  3. The people of The Redlands are realising that we do have a choice as to the sort of future we want and that choice will start in earnest at the next election. We do realise that progress will come, development will come but we must have a say as to the type of development they approve. We want a Council that will consult with the people. We need a Council to realise that wildlife habitat is just as important as human habitat so we hope the present Councillors are listening and do realise that we are very serious about this.

  4. Beautiful verses, very sad. keep the fight going, it is happening everywhere, Mt Cotton, Sheldon, Redland Bay, 401 Redland Bay Road, Capalaba

  5. Excellent comment Sarah. The memorial was a very sad occasion. If only Alan Beard had followed through with his plan for koala corridors for the shire which was a wonderful idea, not just a dream, then we wouldn’t have koalas die of stress and disease because of habitat loss. The koalas would be thriving and we would all be enjoying the natural features of the Redlands that we cherish so much. What happened Alan Beard to change your thinking when Seccombe was mayor?

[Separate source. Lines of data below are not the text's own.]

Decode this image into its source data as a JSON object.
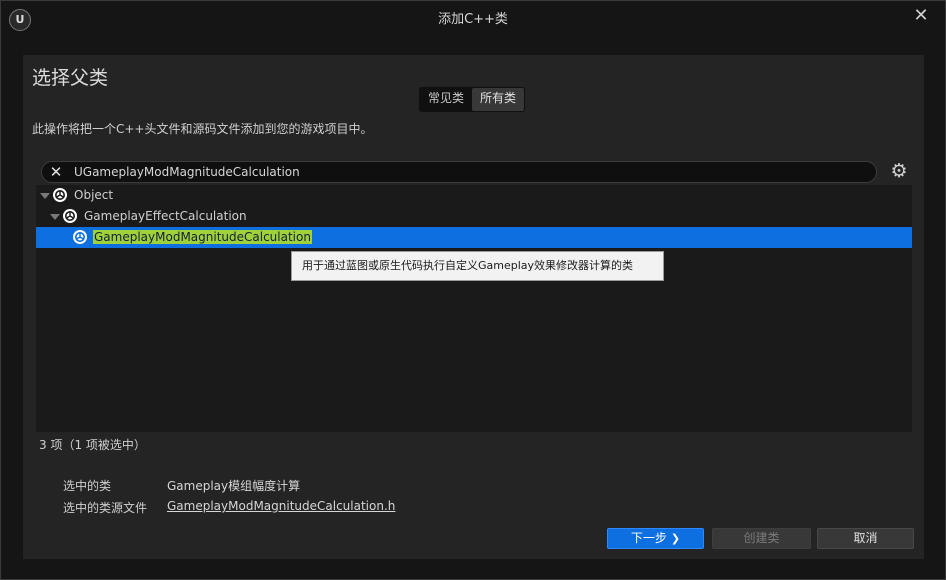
{
  "window": {
    "title": "添加C++类",
    "logo_text": "U"
  },
  "header": {
    "heading": "选择父类",
    "tabs": [
      {
        "label": "常见类",
        "active": false
      },
      {
        "label": "所有类",
        "active": true
      }
    ],
    "description": "此操作将把一个C++头文件和源码文件添加到您的游戏项目中。"
  },
  "search": {
    "value": "UGameplayModMagnitudeCalculation",
    "placeholder": ""
  },
  "tree": {
    "items": [
      {
        "label": "Object",
        "depth": 0,
        "expanded": true,
        "selected": false
      },
      {
        "label": "GameplayEffectCalculation",
        "depth": 1,
        "expanded": true,
        "selected": false
      },
      {
        "label": "GameplayModMagnitudeCalculation",
        "depth": 2,
        "expanded": false,
        "selected": true
      }
    ],
    "tooltip": "用于通过蓝图或原生代码执行自定义Gameplay效果修改器计算的类"
  },
  "status": {
    "count": "3 项（1 项被选中）"
  },
  "selection_info": {
    "class_label": "选中的类",
    "class_value": "Gameplay模组幅度计算",
    "source_label": "选中的类源文件",
    "source_value": "GameplayModMagnitudeCalculation.h"
  },
  "buttons": {
    "next": "下一步",
    "create": "创建类",
    "cancel": "取消"
  },
  "colors": {
    "selection": "#0e6fe0",
    "highlight": "#9fd23a",
    "panel": "#242424",
    "background": "#151515"
  }
}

  6. It’s a sad time, and a shameful time. What a pity the Mayor didn’t build on her relationship with the developer and have him come to an understanding that to retain the trees would have been a win-win-win. Established gardens add value to properties/neighbourhoods and the developer would have had a unique product to market; the Mayor could have fullfilled her obligations to the broader Redland community (and posterity); and, the koalas would have suffered less habitat loss induced stress, disease and malnoursihment. Alas, opportunities continue to be squandered and obligations squashed.

  7. It was such a sad time .. I could not be there . I believe in Karma ..what goes around comes around . For certain people I hope that will be very soon .

  8. RIP Ivory Koala. What a sad, sad time for the Redlands community. I can’t believe (or can I?) after all of the furore and community input, the Council still moved ahead and took down the trees. Redlands Council, just remember you work for us. Without us, you’re out of a job and Karma’s a female dog.

    You must feel so proud to be able to be the keepers of the beautiful Redlands…. fast becoming known only for the hot, overcrowded, overdeveloped area that is no different from any of the other councils on the north side of Brisbane. Imagine if you could be the keepers of a community that had gorgeous natural environments, the ocean, plenty of flora and fauna and a community who worked WITH YOU to keep the area gorgeous!.. sounds like one of those fantasy shows…..

    Wake up and start listening to your constituents! How dare you destroy what we’ve all come here to enjoy (thanks for the quote Browney)